It took me 19 days to complete–I was hoping for 15. I got sick, things broke, I took some days off, I met some awesome people, I pushed/carried my bike quite a bit, I ate an absurd amount of food but still lost about 10 pounds, and I soaked in the endlessly changing stunning views. It was pretty great.
The Colorado Trail connects Denver to Durango, weaving its way through The Rocky Mountains and seeming to climb every pass in the state. Well, that’s not true but some days it sure feels like it. The trail was put together with hikers in mind but with the advances in bike technology and gear specification, it has become a destination for bikepackers.
72,500′ of elevation gain
Peaks at 13,270′
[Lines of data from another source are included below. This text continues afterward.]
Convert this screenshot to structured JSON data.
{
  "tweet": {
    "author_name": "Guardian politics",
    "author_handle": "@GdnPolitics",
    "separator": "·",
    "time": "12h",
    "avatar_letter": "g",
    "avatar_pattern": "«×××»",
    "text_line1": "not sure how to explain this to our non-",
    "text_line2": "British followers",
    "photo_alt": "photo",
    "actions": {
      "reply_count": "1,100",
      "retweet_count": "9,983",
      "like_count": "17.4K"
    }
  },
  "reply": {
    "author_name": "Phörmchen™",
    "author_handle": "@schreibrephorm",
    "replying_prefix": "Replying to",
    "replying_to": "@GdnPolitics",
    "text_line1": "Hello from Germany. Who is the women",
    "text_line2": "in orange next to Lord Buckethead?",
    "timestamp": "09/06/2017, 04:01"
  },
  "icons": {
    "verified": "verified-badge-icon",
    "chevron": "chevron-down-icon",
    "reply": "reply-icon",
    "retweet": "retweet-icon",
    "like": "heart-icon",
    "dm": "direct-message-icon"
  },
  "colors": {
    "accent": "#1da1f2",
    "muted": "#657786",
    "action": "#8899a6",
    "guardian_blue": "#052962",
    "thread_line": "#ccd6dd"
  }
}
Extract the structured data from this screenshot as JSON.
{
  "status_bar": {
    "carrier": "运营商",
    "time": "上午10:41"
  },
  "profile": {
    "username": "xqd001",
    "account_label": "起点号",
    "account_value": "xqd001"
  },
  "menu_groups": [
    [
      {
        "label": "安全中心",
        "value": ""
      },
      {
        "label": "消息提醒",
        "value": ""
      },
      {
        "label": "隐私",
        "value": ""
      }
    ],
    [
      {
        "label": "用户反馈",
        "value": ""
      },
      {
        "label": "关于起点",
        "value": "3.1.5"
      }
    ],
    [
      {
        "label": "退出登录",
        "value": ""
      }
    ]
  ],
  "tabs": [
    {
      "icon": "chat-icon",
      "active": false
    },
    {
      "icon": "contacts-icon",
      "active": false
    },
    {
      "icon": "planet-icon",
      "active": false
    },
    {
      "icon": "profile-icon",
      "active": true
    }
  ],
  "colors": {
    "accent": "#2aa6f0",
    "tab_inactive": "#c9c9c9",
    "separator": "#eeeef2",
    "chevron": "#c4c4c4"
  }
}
The appeal of the trail for bikes is pretty clear…you can go further in one day, you don’t have worry too much about water or food since resupply points are usually within a few days of each other (4/5 at most), and you have the privilege of riding some of the most scenic and flowy single track trails around.
However, there are some downsides to riding versus hiking the trail. The route passes through five wilderness areas, in which bikes are not allowed. To preserve the wilderness designated areas, nothing mechanized can be used..no motorized vehicles, no bikes, no chainsaws or power tools (so trail work has to be done by hand tools…imagine that!). That being said, free-range cow grazing is still allowed…figure that one out for me. While riding around the wilderness areas was a bummer since they are such pockets of beauty, the terrain looked pretty rugged, steep, and generally, bike unfriendly. In a way, I’m glad I didn’t have to ride those sections but I look forward to one day seeing them while on foot.
Feet, while slower, can usually travel over rather rugged and steep terrain better than a loaded bicycle. I pushed my bike A LOT. However, the bike makes up for the slow uphill pushes when the trail pitches downward. All this put together, I think bikers work harder (in smaller stints), but have more fun on the flip side.
Don’t get me wrong, I think hikers have a much more taxing task completing a trail like the CT. They are physically bearing weight leading to more wear and tear on the back, feet, and joints in general. They have longer to go between water and food resupply options so their planning has to be a bit more on point. In general, thru-hiking something like The Colorado Trail seems more like a slow, steady grind.
Bikepacking the CT is more a suffer/reward type of trip.
The suffering is real. But the rewards are out of this world.
Now it’s time to swap some clothing for water carrying capacity…onto the (hopefully dry) dessert landscapes of Utah.